_Excerpted records_
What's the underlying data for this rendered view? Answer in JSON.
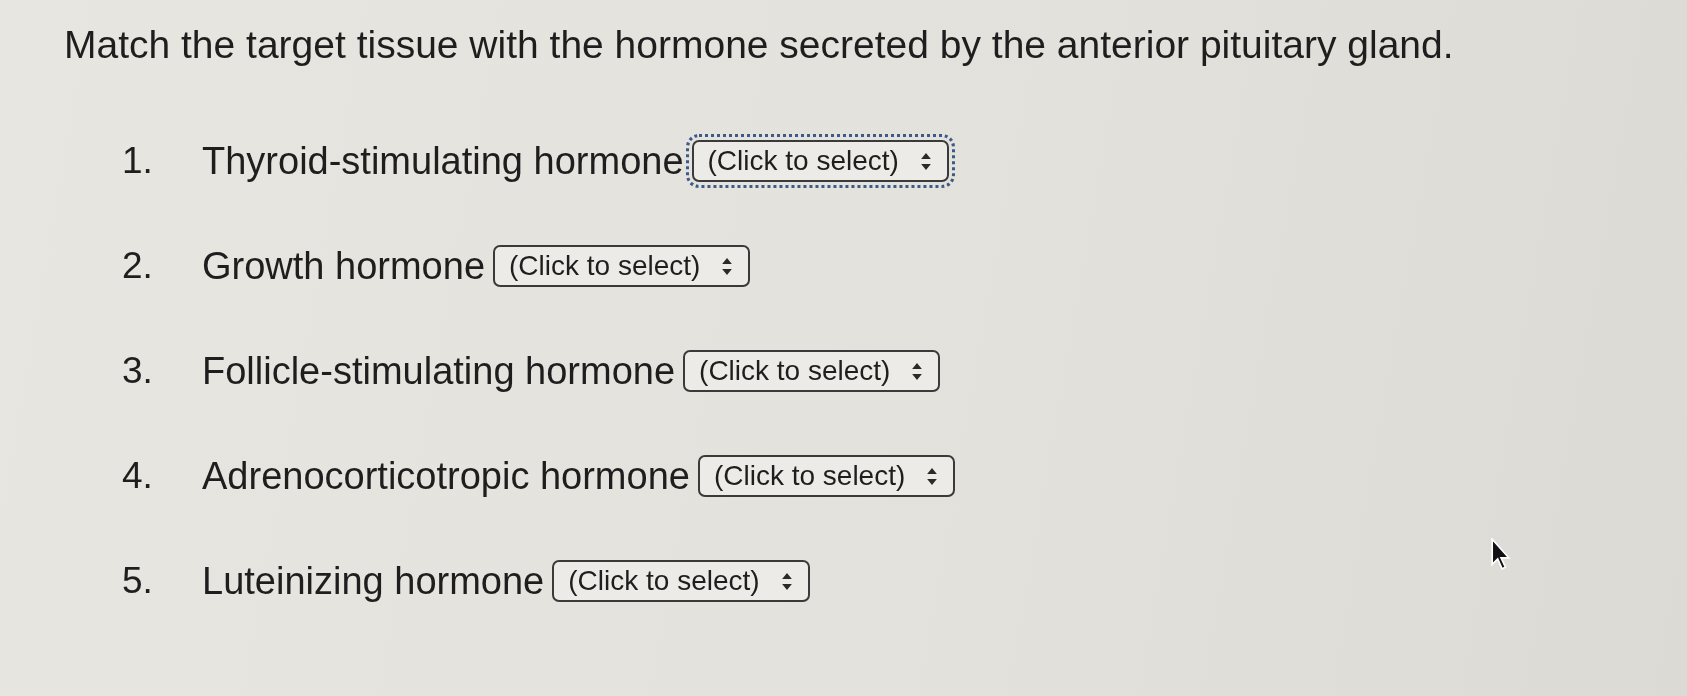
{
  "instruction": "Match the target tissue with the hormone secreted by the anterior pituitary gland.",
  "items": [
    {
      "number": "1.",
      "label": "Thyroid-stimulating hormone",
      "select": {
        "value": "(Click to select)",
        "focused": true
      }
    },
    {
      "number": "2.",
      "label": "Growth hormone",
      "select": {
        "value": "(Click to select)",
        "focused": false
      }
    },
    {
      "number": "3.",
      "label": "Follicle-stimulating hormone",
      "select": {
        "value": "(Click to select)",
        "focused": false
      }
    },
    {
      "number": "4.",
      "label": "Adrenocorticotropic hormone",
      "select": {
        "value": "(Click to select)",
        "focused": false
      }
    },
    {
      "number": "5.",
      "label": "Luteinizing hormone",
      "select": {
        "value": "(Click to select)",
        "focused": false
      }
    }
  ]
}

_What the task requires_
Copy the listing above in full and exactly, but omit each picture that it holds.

_Solution_
What's the underlying data for this rendered view? Answer in JSON.
{
  "instruction": "Match the target tissue with the hormone secreted by the anterior pituitary gland.",
  "items": [
    {
      "number": "1.",
      "label": "Thyroid-stimulating hormone",
      "select": {
        "value": "(Click to select)",
        "focused": true
      }
    },
    {
      "number": "2.",
      "label": "Growth hormone",
      "select": {
        "value": "(Click to select)",
        "focused": false
      }
    },
    {
      "number": "3.",
      "label": "Follicle-stimulating hormone",
      "select": {
        "value": "(Click to select)",
        "focused": false
      }
    },
    {
      "number": "4.",
      "label": "Adrenocorticotropic hormone",
      "select": {
        "value": "(Click to select)",
        "focused": false
      }
    },
    {
      "number": "5.",
      "label": "Luteinizing hormone",
      "select": {
        "value": "(Click to select)",
        "focused": false
      }
    }
  ]
}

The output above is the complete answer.